TASK STATEMENT
Among the entries below, find all lines that include "this" and copy them.
● ● ● ●
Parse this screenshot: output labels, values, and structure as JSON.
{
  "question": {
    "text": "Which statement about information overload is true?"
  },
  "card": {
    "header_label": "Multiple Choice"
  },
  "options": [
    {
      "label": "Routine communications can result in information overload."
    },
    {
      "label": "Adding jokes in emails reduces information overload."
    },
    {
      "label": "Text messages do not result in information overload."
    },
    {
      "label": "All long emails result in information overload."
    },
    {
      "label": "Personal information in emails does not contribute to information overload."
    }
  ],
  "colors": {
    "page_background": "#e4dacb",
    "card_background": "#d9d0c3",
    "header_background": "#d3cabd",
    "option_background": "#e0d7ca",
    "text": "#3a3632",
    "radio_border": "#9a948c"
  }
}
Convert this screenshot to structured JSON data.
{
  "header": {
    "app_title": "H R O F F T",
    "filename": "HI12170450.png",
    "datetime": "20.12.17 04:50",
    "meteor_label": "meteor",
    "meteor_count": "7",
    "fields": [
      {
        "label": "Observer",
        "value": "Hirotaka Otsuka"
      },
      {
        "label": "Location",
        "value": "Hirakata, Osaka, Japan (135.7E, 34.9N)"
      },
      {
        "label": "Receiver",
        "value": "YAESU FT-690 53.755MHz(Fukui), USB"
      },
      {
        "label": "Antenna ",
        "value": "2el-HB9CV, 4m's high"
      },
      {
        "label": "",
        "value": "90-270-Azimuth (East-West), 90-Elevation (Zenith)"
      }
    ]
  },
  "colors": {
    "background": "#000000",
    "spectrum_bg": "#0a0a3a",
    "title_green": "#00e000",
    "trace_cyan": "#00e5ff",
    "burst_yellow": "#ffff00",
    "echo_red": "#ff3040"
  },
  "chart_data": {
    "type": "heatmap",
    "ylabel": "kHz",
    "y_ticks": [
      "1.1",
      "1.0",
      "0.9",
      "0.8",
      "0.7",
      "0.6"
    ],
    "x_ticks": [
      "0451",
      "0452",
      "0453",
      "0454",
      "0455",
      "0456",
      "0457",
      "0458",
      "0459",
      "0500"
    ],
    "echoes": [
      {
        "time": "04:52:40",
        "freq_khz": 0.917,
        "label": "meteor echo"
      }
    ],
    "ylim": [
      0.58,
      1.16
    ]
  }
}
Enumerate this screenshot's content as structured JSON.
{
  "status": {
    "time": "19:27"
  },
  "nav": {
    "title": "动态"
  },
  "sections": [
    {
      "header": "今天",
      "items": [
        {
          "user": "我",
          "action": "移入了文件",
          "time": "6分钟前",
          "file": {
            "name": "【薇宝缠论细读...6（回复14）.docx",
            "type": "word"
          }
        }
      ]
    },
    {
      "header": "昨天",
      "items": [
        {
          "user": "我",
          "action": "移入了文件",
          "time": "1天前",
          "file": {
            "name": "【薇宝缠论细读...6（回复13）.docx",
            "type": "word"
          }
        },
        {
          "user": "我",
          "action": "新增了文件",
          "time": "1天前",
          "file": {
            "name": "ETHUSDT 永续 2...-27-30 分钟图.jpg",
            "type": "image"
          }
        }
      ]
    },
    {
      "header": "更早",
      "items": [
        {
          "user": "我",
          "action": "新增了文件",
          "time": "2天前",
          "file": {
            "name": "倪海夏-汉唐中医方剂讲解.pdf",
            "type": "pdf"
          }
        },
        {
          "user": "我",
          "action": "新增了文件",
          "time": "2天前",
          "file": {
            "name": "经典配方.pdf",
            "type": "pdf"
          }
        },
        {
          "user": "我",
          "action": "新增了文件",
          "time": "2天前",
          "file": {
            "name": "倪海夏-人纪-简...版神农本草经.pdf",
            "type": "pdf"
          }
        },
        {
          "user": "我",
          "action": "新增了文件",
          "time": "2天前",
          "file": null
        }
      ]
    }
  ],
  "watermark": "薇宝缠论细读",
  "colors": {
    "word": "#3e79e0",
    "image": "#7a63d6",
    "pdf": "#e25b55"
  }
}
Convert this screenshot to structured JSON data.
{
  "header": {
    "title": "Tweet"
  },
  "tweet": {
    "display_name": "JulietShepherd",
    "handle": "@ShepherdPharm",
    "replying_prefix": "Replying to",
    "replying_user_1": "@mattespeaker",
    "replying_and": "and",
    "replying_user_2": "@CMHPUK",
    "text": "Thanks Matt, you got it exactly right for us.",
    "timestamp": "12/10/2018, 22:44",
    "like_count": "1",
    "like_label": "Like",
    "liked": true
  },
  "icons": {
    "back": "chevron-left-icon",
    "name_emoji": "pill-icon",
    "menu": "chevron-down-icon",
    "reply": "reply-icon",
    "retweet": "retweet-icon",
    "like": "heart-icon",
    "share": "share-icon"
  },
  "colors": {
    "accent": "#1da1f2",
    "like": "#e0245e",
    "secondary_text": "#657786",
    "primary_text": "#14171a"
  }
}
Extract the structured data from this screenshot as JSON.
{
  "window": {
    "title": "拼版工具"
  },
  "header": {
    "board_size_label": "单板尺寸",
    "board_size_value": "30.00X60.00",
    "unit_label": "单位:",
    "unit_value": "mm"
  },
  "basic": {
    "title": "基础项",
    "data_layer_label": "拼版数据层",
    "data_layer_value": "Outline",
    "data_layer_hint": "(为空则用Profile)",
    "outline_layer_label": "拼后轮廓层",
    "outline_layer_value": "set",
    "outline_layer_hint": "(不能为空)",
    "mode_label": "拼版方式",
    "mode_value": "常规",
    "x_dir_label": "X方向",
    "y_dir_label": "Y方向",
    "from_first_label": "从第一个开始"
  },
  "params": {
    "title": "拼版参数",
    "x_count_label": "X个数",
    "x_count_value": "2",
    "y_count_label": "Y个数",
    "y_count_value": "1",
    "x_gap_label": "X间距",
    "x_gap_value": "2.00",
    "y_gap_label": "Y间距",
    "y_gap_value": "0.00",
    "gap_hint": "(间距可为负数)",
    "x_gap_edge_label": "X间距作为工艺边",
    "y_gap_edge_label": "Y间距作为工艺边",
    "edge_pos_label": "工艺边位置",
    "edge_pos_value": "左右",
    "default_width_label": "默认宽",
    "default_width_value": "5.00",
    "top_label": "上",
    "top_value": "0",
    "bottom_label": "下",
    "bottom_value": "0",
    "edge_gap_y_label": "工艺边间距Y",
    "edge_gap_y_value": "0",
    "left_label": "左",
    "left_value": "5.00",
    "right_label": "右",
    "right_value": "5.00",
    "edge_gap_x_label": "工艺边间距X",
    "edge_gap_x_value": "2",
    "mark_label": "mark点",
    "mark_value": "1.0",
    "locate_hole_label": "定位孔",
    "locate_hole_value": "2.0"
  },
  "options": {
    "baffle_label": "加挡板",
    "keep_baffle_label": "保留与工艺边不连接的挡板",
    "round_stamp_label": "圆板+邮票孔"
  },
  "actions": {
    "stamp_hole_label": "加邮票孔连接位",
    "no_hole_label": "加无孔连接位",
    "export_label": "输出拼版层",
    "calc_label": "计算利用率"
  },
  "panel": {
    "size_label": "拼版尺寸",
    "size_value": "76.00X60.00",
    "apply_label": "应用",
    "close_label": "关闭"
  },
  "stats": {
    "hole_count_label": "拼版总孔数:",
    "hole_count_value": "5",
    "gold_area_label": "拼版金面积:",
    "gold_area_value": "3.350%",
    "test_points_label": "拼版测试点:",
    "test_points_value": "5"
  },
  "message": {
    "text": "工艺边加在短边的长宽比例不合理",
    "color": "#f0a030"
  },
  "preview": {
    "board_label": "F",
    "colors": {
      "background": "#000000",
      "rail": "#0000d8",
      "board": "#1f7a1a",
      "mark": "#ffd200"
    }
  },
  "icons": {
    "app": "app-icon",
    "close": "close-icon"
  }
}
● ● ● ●
ANSWER BOX
Parse this screenshot: output labels, values, and structure as JSON.
Convert this screenshot to structured JSON data.
Enumerate this screenshot's content as structured JSON.
Convert this screenshot to structured JSON data.
Extract the structured data from this screenshot as JSON.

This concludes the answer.